The National  Memo Logo

Smart. Sharp. Funny. Fearless.

Monday, December 09, 2019 {{ new Date().getDay() }}

NEW YORK CITY, New York (AFP) – Shares of social networking giant Facebook vaulted more than 25 percent in early trading Thursday following a surprisingly good earnings report.

Facebook shares were up 26.0 percent to $33.39 at 1354 GMT, the highest level since May 2012. The surge came after the company’s earnings report showed large increases in ad revenue from mobile technology.

Facebook shares have not appreciably moved higher since the company’s high-profile public offering in May 2012.

But the company has made a priority of following its more than one billion members onto smartphones or tablets as lifestyles increasingly revolve around accessing the Internet from mobile devices.

Facebook reported net income in the second quarter of $331 million compared with a loss of $157 million in the year-ago period.

Revenue for the quarter that ended June 30 climbed to $1.81 billion, up 53 percent from the same period a year earlier.

Facebook said 41 percent of its ad revenues came from mobile, compared with 30 percent in the prior quarter and virtually nothing a year ago.

“We’ve made good progress growing our community, deepening engagement and delivering strong financial results, especially on mobile,” said Facebook chief executive and Mark Zuckerberg.

Photo Credit: AFP/Nicholas Kamm

Advertising

Start your day with National Memo Newsletter

Know first.

The opinions that matter. Delivered to your inbox every morning

David Perdue
David Perdue

With most conservative candidates in primary races across the country pledging allegiance to former President Trump and disseminating his Big Lie, what is a Republican candidate to do to get ahead? Why, just accuse their Republican opponent of having ties to China, of course!

Spurious, misleading, and even exaggerated accusations of connections with China are a source of anxiety for Republicans in the 2022 races, while campaign strategists and candidates have labeled such allegations a “prime attack in a Republican primary,” according to the Washington Post.

Keep reading... Show less

John Eastman

Former Trump attorney John Eastman used his University of Colorado email account to collude with a Republican lawmaker in Pennsylvania to formulate a pretext to seat Trump electors in a state Joe Biden won by nearly 82,000 votes. It was a last ditch-bid to overturn the 2020 presidential election, new emails obtained by the House Select Committee show.

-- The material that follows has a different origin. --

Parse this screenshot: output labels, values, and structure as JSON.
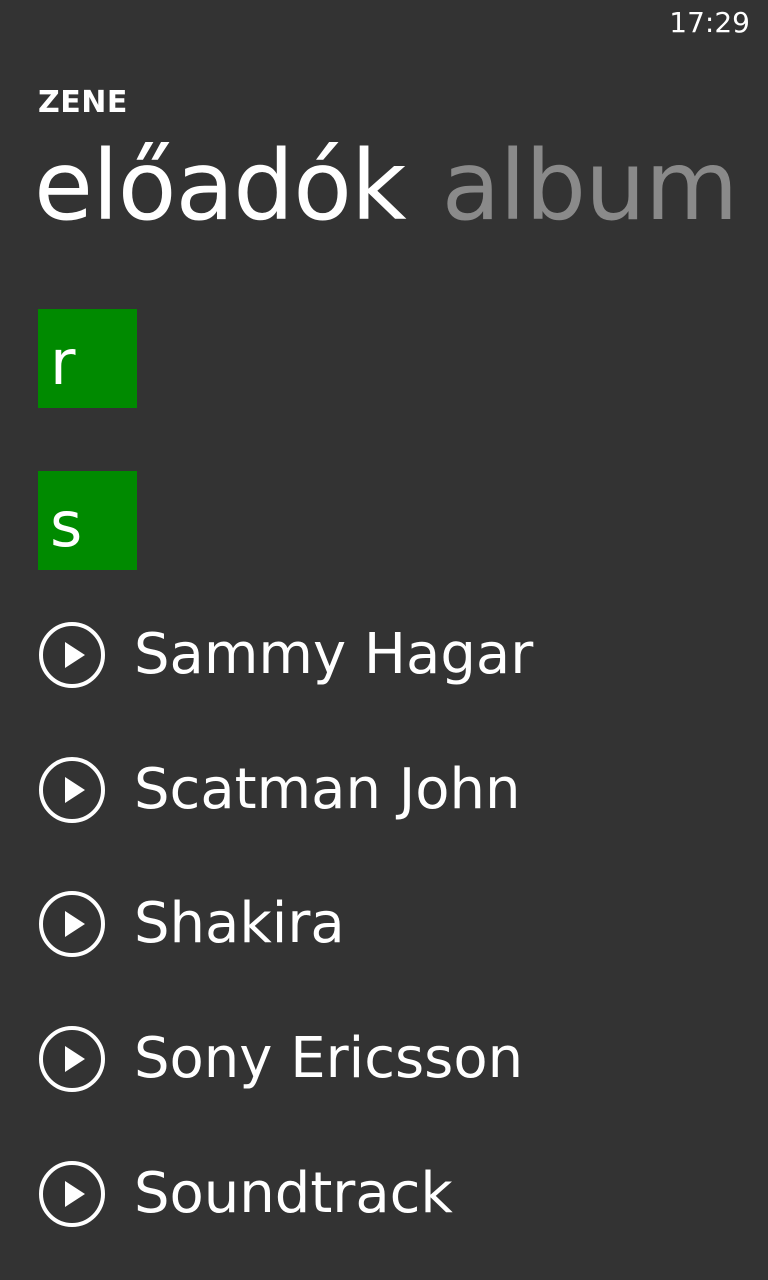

Eastman devised a sinister idea to label tens of thousands of absentee ballots illegitimate, thus giving then-President Trump the state’s popular vote lead. This method, Eastman proposed, “would help provide some cover,” beneath which Republicans could swap Biden’s electors with sham electors for Trump who would subvert the 2020 elections.

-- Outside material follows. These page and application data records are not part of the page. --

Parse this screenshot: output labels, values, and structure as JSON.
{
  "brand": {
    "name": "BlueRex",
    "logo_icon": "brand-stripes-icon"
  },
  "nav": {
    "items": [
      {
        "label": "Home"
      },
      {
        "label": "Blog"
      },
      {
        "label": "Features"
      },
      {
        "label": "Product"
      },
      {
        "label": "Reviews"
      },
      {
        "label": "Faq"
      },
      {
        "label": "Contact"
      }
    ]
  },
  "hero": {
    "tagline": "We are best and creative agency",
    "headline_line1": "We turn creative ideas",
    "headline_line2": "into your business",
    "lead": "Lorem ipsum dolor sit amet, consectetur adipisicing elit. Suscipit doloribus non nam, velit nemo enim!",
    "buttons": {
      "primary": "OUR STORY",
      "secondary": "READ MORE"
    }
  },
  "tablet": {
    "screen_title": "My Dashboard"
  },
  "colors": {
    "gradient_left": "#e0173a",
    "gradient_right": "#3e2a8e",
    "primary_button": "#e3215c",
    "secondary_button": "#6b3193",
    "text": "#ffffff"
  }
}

Keep reading... Show less
{{ post.roar_specific_data.api_data.analytics }}